» **Work to be completed**
Write out the records again exactly. Nothing should be dropped.
=-=-=
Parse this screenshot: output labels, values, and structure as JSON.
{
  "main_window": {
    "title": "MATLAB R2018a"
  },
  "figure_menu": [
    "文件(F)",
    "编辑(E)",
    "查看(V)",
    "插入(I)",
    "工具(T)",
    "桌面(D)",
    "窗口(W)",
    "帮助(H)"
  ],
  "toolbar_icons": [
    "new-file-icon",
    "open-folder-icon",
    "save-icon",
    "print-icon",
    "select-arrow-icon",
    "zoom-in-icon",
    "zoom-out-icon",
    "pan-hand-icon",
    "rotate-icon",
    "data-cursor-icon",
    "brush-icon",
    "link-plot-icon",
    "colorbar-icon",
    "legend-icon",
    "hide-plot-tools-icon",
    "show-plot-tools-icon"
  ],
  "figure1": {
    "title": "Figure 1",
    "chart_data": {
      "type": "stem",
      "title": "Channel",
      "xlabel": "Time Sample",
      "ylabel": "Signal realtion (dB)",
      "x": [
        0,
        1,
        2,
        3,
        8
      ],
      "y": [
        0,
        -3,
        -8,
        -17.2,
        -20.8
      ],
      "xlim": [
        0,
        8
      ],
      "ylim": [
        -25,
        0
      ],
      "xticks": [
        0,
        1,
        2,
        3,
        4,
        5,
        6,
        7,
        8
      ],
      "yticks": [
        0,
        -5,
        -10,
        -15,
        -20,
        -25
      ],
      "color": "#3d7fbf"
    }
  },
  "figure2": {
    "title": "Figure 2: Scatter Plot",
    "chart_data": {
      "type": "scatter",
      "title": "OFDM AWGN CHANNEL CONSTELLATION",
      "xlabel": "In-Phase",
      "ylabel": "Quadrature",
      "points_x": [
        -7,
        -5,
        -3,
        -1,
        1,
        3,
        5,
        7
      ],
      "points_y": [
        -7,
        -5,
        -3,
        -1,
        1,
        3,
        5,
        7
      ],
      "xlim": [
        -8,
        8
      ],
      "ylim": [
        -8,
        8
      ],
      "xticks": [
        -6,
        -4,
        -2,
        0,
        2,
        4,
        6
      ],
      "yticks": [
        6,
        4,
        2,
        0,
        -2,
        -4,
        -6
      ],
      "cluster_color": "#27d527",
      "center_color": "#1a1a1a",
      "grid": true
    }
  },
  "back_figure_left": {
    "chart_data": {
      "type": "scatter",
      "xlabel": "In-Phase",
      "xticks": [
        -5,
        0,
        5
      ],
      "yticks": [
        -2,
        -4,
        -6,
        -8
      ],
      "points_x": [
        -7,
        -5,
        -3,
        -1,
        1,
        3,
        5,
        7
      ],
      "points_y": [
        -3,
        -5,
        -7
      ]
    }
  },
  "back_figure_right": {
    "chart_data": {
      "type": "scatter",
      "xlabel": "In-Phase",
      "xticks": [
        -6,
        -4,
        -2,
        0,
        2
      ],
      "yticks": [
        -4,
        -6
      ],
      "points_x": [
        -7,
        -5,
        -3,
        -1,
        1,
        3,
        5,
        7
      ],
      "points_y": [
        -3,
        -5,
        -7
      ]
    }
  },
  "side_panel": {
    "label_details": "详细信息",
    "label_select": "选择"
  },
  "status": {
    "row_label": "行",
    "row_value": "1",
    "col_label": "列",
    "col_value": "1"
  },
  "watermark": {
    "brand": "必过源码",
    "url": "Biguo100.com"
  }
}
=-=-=
» **Finished exercise**
Parse this screenshot: output labels, values, and structure as JSON.
{
  "main_window": {
    "title": "MATLAB R2018a"
  },
  "figure_menu": [
    "文件(F)",
    "编辑(E)",
    "查看(V)",
    "插入(I)",
    "工具(T)",
    "桌面(D)",
    "窗口(W)",
    "帮助(H)"
  ],
  "toolbar_icons": [
    "new-file-icon",
    "open-folder-icon",
    "save-icon",
    "print-icon",
    "select-arrow-icon",
    "zoom-in-icon",
    "zoom-out-icon",
    "pan-hand-icon",
    "rotate-icon",
    "data-cursor-icon",
    "brush-icon",
    "link-plot-icon",
    "colorbar-icon",
    "legend-icon",
    "hide-plot-tools-icon",
    "show-plot-tools-icon"
  ],
  "figure1": {
    "title": "Figure 1",
    "chart_data": {
      "type": "stem",
      "title": "Channel",
      "xlabel": "Time Sample",
      "ylabel": "Signal realtion (dB)",
      "x": [
        0,
        1,
        2,
        3,
        8
      ],
      "y": [
        0,
        -3,
        -8,
        -17.2,
        -20.8
      ],
      "xlim": [
        0,
        8
      ],
      "ylim": [
        -25,
        0
      ],
      "xticks": [
        0,
        1,
        2,
        3,
        4,
        5,
        6,
        7,
        8
      ],
      "yticks": [
        0,
        -5,
        -10,
        -15,
        -20,
        -25
      ],
      "color": "#3d7fbf"
    }
  },
  "figure2": {
    "title": "Figure 2: Scatter Plot",
    "chart_data": {
      "type": "scatter",
      "title": "OFDM AWGN CHANNEL CONSTELLATION",
      "xlabel": "In-Phase",
      "ylabel": "Quadrature",
      "points_x": [
        -7,
        -5,
        -3,
        -1,
        1,
        3,
        5,
        7
      ],
      "points_y": [
        -7,
        -5,
        -3,
        -1,
        1,
        3,
        5,
        7
      ],
      "xlim": [
        -8,
        8
      ],
      "ylim": [
        -8,
        8
      ],
      "xticks": [
        -6,
        -4,
        -2,
        0,
        2,
        4,
        6
      ],
      "yticks": [
        6,
        4,
        2,
        0,
        -2,
        -4,
        -6
      ],
      "cluster_color": "#27d527",
      "center_color": "#1a1a1a",
      "grid": true
    }
  },
  "back_figure_left": {
    "chart_data": {
      "type": "scatter",
      "xlabel": "In-Phase",
      "xticks": [
        -5,
        0,
        5
      ],
      "yticks": [
        -2,
        -4,
        -6,
        -8
      ],
      "points_x": [
        -7,
        -5,
        -3,
        -1,
        1,
        3,
        5,
        7
      ],
      "points_y": [
        -3,
        -5,
        -7
      ]
    }
  },
  "back_figure_right": {
    "chart_data": {
      "type": "scatter",
      "xlabel": "In-Phase",
      "xticks": [
        -6,
        -4,
        -2,
        0,
        2
      ],
      "yticks": [
        -4,
        -6
      ],
      "points_x": [
        -7,
        -5,
        -3,
        -1,
        1,
        3,
        5,
        7
      ],
      "points_y": [
        -3,
        -5,
        -7
      ]
    }
  },
  "side_panel": {
    "label_details": "详细信息",
    "label_select": "选择"
  },
  "status": {
    "row_label": "行",
    "row_value": "1",
    "col_label": "列",
    "col_value": "1"
  },
  "watermark": {
    "brand": "必过源码",
    "url": "Biguo100.com"
  }
}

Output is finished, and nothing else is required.